- Dear Octopus (1938) by Dodie Smith
- 1937 The Gielgud season of Richard II, The School for Scandal, Three Sisters and The Merchant of Venice brought glittering casts and outstanding performances to the theatre. Those who appeared included Leon Quartermaine, Michael Redgrave, Glen Byam Shaw, Anthony Quayle, Alec Guinness, Peggy Ashcroft and George Devine.
- Short Story (1935) Robert Morley’s first play combined a host of talent in Marie Tempest, Sybil Thorndike, Margaret Rutherford and Rex Harrison.
- Moonlight in Silver (1934), an ‘ultra-modern problem play’ by Clemence Dane, starred Gertrude Lawrence and Douglas Fairbanks Jnr. This glamorous couple attracted much media attention especially as they were having an affair both on and off stage.
- Hamlet (1930) The Old Vic production of Hamlet transferred to Queen’s and John Gielgud gave his first Shaftesbury Avenue performances of the role he made almost his own with Donald Wolfit as a strong Claudius.

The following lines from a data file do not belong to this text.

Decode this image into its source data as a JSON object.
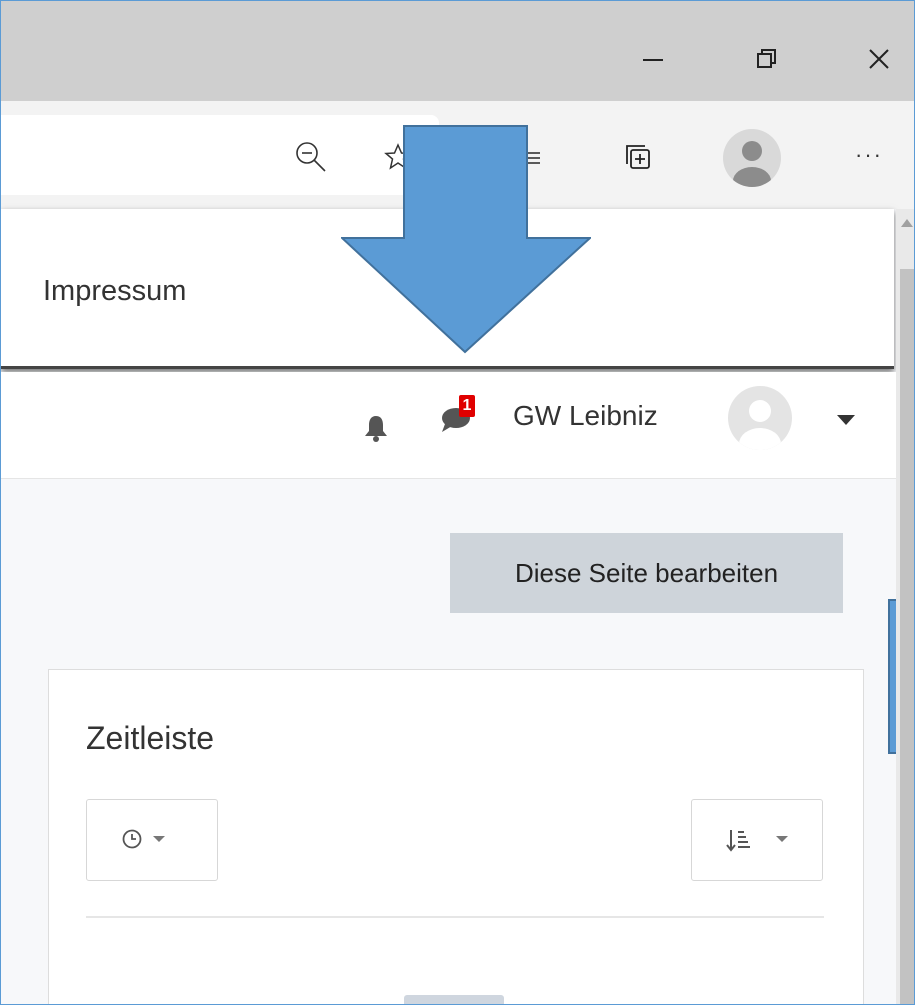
{
  "window": {
    "controls": {
      "minimize": "minimize-icon",
      "maximize": "restore-icon",
      "close": "close-icon"
    }
  },
  "toolbar": {
    "icons": [
      "zoom-out-icon",
      "favorite-star-icon",
      "reading-list-icon",
      "collections-icon",
      "profile-avatar-icon",
      "more-menu-icon"
    ],
    "more_label": "···"
  },
  "menu": {
    "impressum_label": "Impressum"
  },
  "navbar": {
    "message_count": "1",
    "username": "GW Leibniz",
    "icons": [
      "notification-bell-icon",
      "messages-chat-icon",
      "user-menu-caret-icon"
    ]
  },
  "main": {
    "edit_button_label": "Diese Seite bearbeiten"
  },
  "timeline": {
    "title": "Zeitleiste",
    "filter_icon": "clock-icon",
    "sort_icon": "sort-list-icon"
  },
  "colors": {
    "annotation_arrow": "#5b9bd5",
    "annotation_stroke": "#41719c",
    "badge": "#e00000",
    "button_bg": "#ced4da"
  }
}
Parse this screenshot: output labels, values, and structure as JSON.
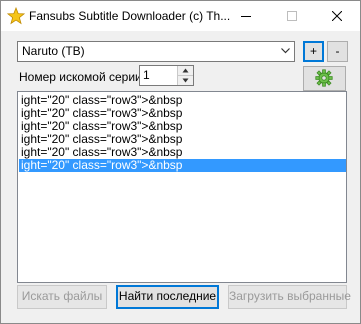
{
  "window": {
    "title": "Fansubs Subtitle Downloader (c) Th..."
  },
  "series_select": {
    "value": "Naruto (TB)"
  },
  "controls": {
    "add_label": "+",
    "remove_label": "-",
    "episode_label": "Номер искомой серии",
    "episode_value": "1"
  },
  "results": {
    "items": [
      "ight=\"20\" class=\"row3\">&nbsp",
      "ight=\"20\" class=\"row3\">&nbsp",
      "ight=\"20\" class=\"row3\">&nbsp",
      "ight=\"20\" class=\"row3\">&nbsp",
      "ight=\"20\" class=\"row3\">&nbsp",
      "ight=\"20\" class=\"row3\">&nbsp"
    ],
    "selected_index": 5
  },
  "buttons": {
    "search_files": "Искать файлы",
    "find_latest": "Найти последние",
    "download_selected": "Загрузить выбранные"
  },
  "colors": {
    "selection": "#3399ff",
    "focus_border": "#0078d7",
    "gear_green": "#6cc04a"
  },
  "icons": {
    "app": "star-icon",
    "settings": "gear-icon"
  }
}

- 1920 Elsie Janis altered the theatre so that the stalls were ‘surrounded by a parterre and backed by a luxurious lounge’.
- Tango Teas (1913) The stalls seats were replaced with tables and chairs where, for the sum of 2/6, people took tea while watching professional tango dancers and dress parades on stage.
- The Sugar Bowl (8 October 1907 opening production) a comedy by Madeleine Lucette Ryley. It ran for 36 performances.
1971 (from The Stage Guide)
Electrics: Strand CD board in rear of stalls. Dimmers – 120 (40 x 1kW, 80 x 2kW); groups – 14 memory pistons. Circuits – FOH 20; Flies 65; Stage dips (and booms) 35. Socket type – 15A BESA. Total capacity available – 300A on 3 phases. Special effects supply – 60A on 1 phase.